▶ [What needs to be done]: Whenever a line in the data holds the string "Forest", pull that line out.

▶ [Data under study]:
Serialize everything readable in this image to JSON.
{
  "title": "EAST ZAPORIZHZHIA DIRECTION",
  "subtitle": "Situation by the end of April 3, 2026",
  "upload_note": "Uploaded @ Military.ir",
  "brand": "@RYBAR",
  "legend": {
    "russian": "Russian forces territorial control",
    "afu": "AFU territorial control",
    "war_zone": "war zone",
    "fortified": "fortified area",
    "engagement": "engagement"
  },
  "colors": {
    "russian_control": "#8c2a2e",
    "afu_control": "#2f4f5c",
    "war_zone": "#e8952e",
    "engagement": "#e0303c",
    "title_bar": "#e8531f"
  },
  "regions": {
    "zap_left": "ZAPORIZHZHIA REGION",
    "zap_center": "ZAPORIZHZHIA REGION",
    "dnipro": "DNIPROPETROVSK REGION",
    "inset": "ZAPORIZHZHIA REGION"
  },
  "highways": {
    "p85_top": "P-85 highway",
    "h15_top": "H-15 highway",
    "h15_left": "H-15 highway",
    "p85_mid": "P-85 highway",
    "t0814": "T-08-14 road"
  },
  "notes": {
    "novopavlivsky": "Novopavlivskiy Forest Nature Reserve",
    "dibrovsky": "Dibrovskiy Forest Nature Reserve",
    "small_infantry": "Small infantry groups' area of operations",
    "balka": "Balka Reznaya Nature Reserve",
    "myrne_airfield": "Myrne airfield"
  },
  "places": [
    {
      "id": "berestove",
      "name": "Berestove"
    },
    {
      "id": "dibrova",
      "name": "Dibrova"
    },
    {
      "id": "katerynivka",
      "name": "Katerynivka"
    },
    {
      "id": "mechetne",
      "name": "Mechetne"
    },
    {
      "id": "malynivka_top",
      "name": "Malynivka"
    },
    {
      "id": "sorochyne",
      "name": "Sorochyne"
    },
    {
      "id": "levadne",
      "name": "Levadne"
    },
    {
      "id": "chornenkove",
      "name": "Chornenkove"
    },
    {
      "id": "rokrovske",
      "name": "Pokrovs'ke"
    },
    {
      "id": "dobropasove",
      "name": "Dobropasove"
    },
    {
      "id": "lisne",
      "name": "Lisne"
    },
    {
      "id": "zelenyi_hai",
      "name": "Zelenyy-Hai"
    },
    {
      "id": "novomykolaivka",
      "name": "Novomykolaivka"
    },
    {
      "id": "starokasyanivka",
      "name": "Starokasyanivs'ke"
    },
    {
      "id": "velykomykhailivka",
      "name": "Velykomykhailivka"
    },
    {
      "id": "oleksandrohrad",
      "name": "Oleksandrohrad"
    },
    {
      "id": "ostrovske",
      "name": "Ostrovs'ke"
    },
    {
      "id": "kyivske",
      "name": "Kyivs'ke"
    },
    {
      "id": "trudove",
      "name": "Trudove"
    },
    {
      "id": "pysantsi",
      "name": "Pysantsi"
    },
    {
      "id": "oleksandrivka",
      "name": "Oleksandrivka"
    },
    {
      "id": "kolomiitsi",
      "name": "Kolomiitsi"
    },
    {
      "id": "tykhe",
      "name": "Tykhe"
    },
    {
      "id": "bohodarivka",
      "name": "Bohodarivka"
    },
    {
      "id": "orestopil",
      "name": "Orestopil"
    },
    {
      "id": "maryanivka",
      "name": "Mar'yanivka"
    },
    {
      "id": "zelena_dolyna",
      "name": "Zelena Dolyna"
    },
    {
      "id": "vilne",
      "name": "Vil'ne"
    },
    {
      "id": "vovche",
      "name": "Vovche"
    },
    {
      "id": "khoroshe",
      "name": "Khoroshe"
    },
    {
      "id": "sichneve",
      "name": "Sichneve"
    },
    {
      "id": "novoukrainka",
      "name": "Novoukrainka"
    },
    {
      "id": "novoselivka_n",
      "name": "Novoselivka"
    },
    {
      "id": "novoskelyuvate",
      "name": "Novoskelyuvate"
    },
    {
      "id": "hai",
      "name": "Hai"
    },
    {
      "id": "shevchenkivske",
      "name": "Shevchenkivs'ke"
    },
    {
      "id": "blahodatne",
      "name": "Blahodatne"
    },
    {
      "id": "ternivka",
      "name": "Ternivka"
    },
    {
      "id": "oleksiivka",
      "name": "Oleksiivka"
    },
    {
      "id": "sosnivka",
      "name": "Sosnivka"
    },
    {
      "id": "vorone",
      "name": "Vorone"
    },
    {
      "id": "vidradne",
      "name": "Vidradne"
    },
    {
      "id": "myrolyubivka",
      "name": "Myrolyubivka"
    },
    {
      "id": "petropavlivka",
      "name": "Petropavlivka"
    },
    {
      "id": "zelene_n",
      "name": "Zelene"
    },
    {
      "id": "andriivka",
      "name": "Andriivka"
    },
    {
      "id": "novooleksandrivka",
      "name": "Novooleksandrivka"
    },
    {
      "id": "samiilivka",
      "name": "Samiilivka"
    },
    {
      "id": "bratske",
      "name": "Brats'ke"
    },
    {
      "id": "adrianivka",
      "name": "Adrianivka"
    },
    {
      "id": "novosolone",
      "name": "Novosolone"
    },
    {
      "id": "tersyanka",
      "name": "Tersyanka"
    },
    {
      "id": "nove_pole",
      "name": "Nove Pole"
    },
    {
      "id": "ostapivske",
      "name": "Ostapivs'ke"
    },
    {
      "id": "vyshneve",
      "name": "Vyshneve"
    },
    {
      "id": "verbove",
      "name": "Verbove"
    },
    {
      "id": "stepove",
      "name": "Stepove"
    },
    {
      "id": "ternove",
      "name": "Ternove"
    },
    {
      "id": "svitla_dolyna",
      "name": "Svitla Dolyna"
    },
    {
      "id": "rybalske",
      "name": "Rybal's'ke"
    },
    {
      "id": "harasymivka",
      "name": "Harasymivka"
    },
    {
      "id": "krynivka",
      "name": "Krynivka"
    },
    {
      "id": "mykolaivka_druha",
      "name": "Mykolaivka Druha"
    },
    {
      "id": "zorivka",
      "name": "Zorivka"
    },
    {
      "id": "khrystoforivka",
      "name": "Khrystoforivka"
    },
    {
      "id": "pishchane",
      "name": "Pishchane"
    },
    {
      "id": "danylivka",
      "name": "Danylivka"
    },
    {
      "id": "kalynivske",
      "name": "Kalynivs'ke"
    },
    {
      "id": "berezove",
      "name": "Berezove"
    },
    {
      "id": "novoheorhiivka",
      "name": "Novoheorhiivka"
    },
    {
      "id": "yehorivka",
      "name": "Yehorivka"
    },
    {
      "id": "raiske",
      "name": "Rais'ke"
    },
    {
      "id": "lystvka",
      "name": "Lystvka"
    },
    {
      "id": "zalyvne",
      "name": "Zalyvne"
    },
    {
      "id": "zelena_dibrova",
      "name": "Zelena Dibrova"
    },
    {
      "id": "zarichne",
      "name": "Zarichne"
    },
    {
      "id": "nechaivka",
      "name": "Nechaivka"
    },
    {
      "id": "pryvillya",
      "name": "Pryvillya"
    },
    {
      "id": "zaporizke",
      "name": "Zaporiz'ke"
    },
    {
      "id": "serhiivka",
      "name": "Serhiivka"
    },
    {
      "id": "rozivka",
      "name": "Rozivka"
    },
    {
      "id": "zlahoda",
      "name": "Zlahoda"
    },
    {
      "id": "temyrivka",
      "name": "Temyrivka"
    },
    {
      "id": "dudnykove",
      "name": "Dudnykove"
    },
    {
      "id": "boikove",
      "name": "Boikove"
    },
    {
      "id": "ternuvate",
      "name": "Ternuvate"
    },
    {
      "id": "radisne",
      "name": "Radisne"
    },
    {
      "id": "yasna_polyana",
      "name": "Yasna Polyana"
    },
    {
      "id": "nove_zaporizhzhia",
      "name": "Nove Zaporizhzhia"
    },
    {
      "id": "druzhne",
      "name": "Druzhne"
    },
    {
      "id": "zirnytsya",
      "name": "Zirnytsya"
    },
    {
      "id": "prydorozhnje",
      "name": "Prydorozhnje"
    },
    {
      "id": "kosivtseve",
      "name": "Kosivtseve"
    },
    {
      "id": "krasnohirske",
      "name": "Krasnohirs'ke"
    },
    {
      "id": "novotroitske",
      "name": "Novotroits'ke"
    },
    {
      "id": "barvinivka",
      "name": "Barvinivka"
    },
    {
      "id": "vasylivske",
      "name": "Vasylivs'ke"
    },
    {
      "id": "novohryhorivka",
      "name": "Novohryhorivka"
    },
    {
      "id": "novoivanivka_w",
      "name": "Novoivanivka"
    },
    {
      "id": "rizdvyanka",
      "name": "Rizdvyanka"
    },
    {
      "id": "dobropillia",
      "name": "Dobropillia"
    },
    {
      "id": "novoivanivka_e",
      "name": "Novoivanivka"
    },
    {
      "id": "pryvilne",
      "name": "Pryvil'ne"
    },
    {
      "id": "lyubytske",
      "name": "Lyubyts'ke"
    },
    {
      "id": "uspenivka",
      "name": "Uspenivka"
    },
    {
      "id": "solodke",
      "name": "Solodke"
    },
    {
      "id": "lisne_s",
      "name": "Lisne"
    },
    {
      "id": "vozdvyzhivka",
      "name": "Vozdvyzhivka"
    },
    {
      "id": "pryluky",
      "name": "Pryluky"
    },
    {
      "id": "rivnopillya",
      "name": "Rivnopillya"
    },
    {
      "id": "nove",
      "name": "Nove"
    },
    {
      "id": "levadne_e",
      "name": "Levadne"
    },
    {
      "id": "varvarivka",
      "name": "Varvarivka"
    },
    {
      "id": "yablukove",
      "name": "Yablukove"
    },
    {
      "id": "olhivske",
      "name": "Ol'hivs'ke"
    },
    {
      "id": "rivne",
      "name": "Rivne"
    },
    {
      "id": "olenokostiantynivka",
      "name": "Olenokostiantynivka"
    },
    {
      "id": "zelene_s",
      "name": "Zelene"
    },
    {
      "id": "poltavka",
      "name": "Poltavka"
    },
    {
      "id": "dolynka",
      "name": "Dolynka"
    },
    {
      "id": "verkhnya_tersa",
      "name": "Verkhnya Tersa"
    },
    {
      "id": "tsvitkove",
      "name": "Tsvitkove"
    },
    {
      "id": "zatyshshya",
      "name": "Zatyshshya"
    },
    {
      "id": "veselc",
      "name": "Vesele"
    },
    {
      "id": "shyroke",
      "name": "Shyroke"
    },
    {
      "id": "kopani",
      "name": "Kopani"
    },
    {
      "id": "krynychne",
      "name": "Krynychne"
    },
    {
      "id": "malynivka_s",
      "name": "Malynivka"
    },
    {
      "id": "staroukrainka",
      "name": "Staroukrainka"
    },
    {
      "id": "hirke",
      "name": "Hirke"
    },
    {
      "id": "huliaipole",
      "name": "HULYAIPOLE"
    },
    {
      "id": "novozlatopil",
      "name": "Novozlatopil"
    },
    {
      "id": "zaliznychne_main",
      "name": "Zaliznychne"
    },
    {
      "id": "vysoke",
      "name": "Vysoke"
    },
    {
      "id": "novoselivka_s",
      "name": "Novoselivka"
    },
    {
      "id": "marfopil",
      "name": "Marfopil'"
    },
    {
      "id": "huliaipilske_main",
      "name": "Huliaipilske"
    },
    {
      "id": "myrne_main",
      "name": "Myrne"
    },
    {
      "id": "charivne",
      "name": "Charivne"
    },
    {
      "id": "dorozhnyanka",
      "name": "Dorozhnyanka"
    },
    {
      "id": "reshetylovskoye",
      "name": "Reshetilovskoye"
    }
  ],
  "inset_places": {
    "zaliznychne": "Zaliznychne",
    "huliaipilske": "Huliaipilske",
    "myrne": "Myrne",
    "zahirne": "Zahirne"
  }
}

▶ [Written solution]:
    "novopavlivsky": "Novopavlivskiy Forest Nature Reserve",
    "dibrovsky": "Dibrovskiy Forest Nature Reserve",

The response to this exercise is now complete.